▶ _TASK REQUIREMENTS_
Write out every line below that includes the word "this".

▶ _Web page and app entries_

━━━

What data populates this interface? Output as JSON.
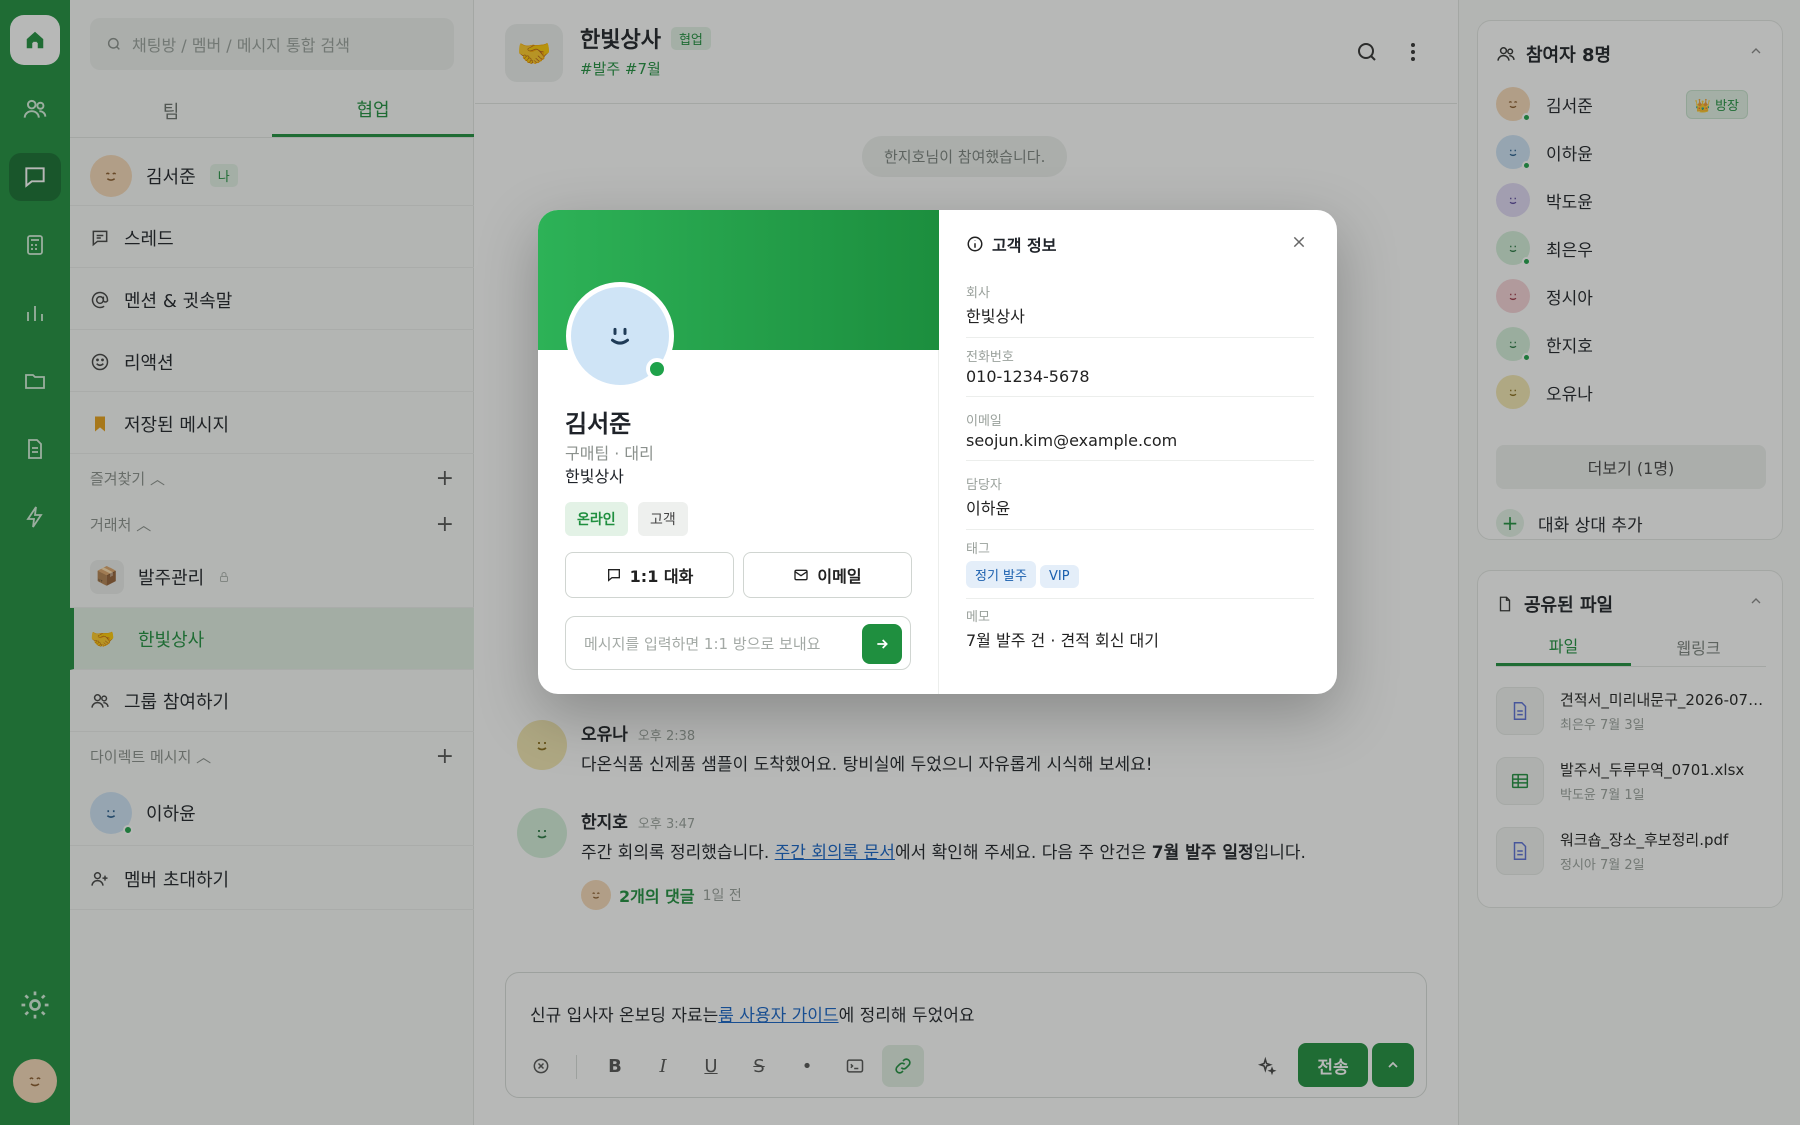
{
  "sidebar": {
    "search_placeholder": "채팅방 / 멤버 / 메시지 통합 검색",
    "tabs": [
      "팀",
      "협업"
    ],
    "me": {
      "name": "김서준",
      "badge": "나"
    },
    "menu": [
      "스레드",
      "멘션 & 귓속말",
      "리액션",
      "저장된 메시지"
    ],
    "favorites_label": "즐겨찾기",
    "clients_label": "거래처",
    "channels": [
      {
        "name": "발주관리",
        "icon": "📦"
      },
      {
        "name": "한빛상사",
        "icon": "🤝"
      },
      {
        "name": "그룹 참여하기"
      }
    ],
    "dm_label": "다이렉트 메시지",
    "dms": [
      {
        "name": "이하윤"
      }
    ],
    "invite_label": "멤버 초대하기"
  },
  "channel": {
    "icon": "🤝",
    "title": "한빛상사",
    "badge": "협업",
    "tags": "#발주 #7월",
    "join_notice": "한지호님이 참여했습니다."
  },
  "messages": [
    {
      "name": "오유나",
      "time": "오후 2:38",
      "text": "다온식품 신제품 샘플이 도착했어요. 탕비실에 두었으니 자유롭게 시식해 보세요!"
    },
    {
      "name": "한지호",
      "time": "오후 3:47",
      "text_a": "주간 회의록 정리했습니다. ",
      "link": "주간 회의록 문서",
      "text_b": "에서 확인해 주세요. 다음 주 안건은 ",
      "bold": "7월 발주 일정",
      "text_c": "입니다.",
      "replies": "2개의 댓글",
      "replies_time": "1일 전"
    }
  ],
  "composer": {
    "text_a": "신규 입사자 온보딩 자료는",
    "link": "룸 사용자 가이드",
    "text_b": "에 정리해 두었어요",
    "send": "전송"
  },
  "participants": {
    "title": "참여자 8명",
    "owner_badge": "👑 방장",
    "list": [
      "김서준",
      "이하윤",
      "박도윤",
      "최은우",
      "정시아",
      "한지호",
      "오유나"
    ],
    "more": "더보기 (1명)",
    "add": "대화 상대 추가"
  },
  "files": {
    "title": "공유된 파일",
    "tabs": [
      "파일",
      "웹링크"
    ],
    "list": [
      {
        "name": "견적서_미리내문구_2026-07.pdf",
        "meta": "최은우  7월 3일"
      },
      {
        "name": "발주서_두루무역_0701.xlsx",
        "meta": "박도윤  7월 1일"
      },
      {
        "name": "워크숍_장소_후보정리.pdf",
        "meta": "정시아  7월 2일"
      }
    ]
  },
  "profile": {
    "name": "김서준",
    "role": "구매팀 · 대리",
    "company": "한빛상사",
    "chips": [
      "온라인",
      "고객"
    ],
    "btn_chat": "1:1 대화",
    "btn_email": "이메일",
    "input_placeholder": "메시지를 입력하면 1:1 방으로 보내요",
    "info_title": "고객 정보",
    "fields": [
      {
        "label": "회사",
        "value": "한빛상사"
      },
      {
        "label": "전화번호",
        "value": "010-1234-5678"
      },
      {
        "label": "이메일",
        "value": "seojun.kim@example.com"
      },
      {
        "label": "담당자",
        "value": "이하윤"
      },
      {
        "label": "태그",
        "value": ""
      },
      {
        "label": "메모",
        "value": "7월 발주 건 · 견적 회신 대기"
      }
    ],
    "tags": [
      "정기 발주",
      "VIP"
    ]
  },
  "colors": {
    "brand": "#1f8f3f",
    "link": "#1663c7"
  }
}
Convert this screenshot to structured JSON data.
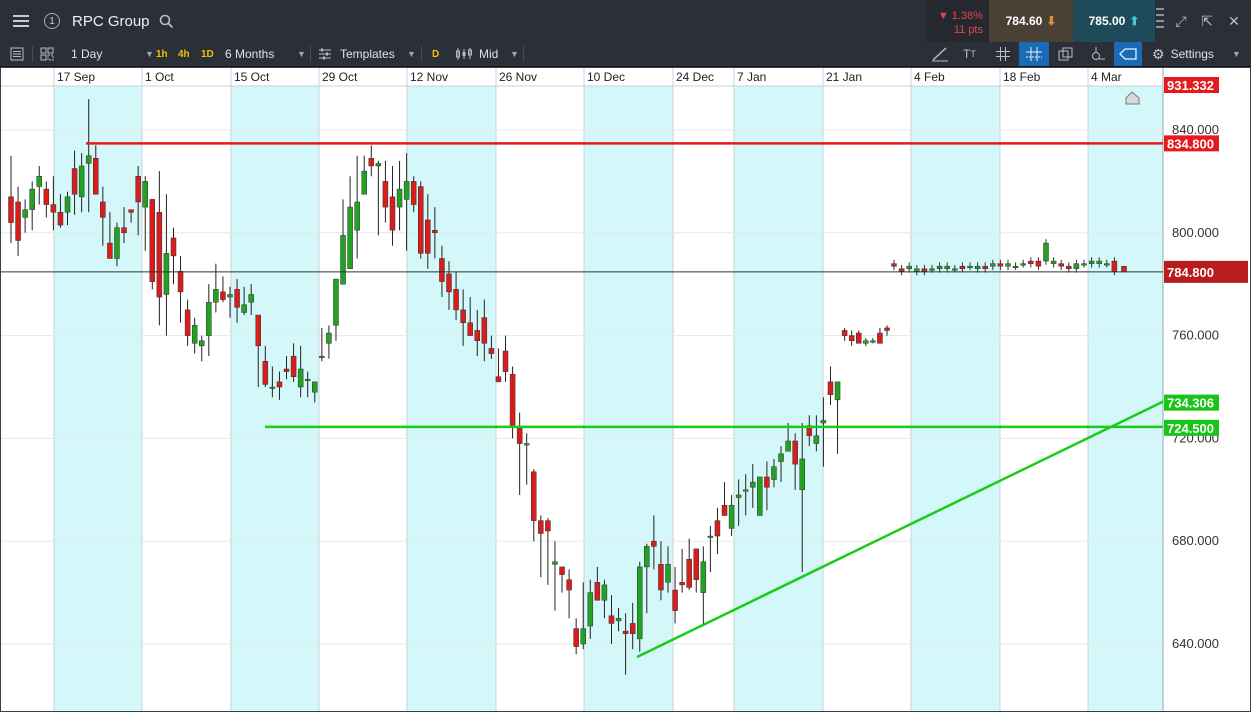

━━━

▶ _YOUR RESPONSE_
What data populates this interface? Output as JSON.
Convert this screenshot to structured JSON data.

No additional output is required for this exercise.